Other cultural and entertainment venues are moving into the downtown. The Aurora Theater, now housed at the City Club on Durant Avenue, will move down the street from Berkeley Rep. Freight and Salvage Coffee House, a long-time institution in West Berkeley, will also move to the arts district. The Magnes Museum plans to expand and move to Allston Way. With new restaurants and retail, and 25 movie screens, it's no wonder that the downtown is alive with activity these days.

Success was slow in coming, however. For many years, it seemed that as one business opened on Shattuck Avenue, another would close. Some buildings were boarded up for years, needing expensive seismic repairs. Berkeley wanted to encourage new development but preserve the historic character of the area. Limited parking was, and is, an issue. Other communities like Emeryville and Walnut Creek were more accommodating to growth and new development.
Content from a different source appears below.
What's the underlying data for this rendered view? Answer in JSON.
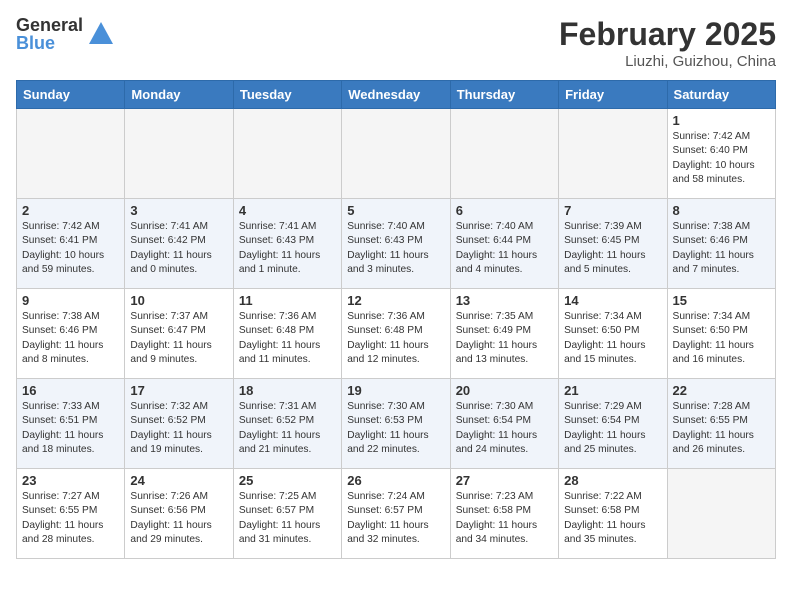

Eventually, through the combined efforts of the city, private developers, and the Downtown Berkeley Association - organized by business owners to revitalize the commercial district - businesses began to move back, said Dardick.

UC Berkeley has played a part. The campus has always provided a customer base of lunchtime shoppers and diners to downtown Berkeley. The potential market of 30,000 nearby students, plus faculty and staff, is a key factor in attracting business and cultural investment to the area. Graduate student housing, built in 1995 at Shattuck and Channing, has spurred new retail, restaurants and nighttime entertainment. A joint project between the campus and the city improved the pedestrian connection along Center Street between the downtown transit center and the campus.

Currently, campus planners are studying the feasibility of moving the Berkeley Art Museum/Pacific Film Archives, also seismically vulnerable in their original facility, to Oxford and Center Street. City officials have expressed enthusiastic support for this proposal, which would be another jewel in the crown of the arts district, bringing the university's cultural resources into the downtown.

While nearly every city project has had some controversy - over land use, historic preservation, density, parking, or traffic - many are excited about what is emerging from behind the construction fences: a revitalized and unique downtown Berkeley.

Renewing the Foundations of Excellence home

Source: Berkeleyan Special Issue, Fall 2000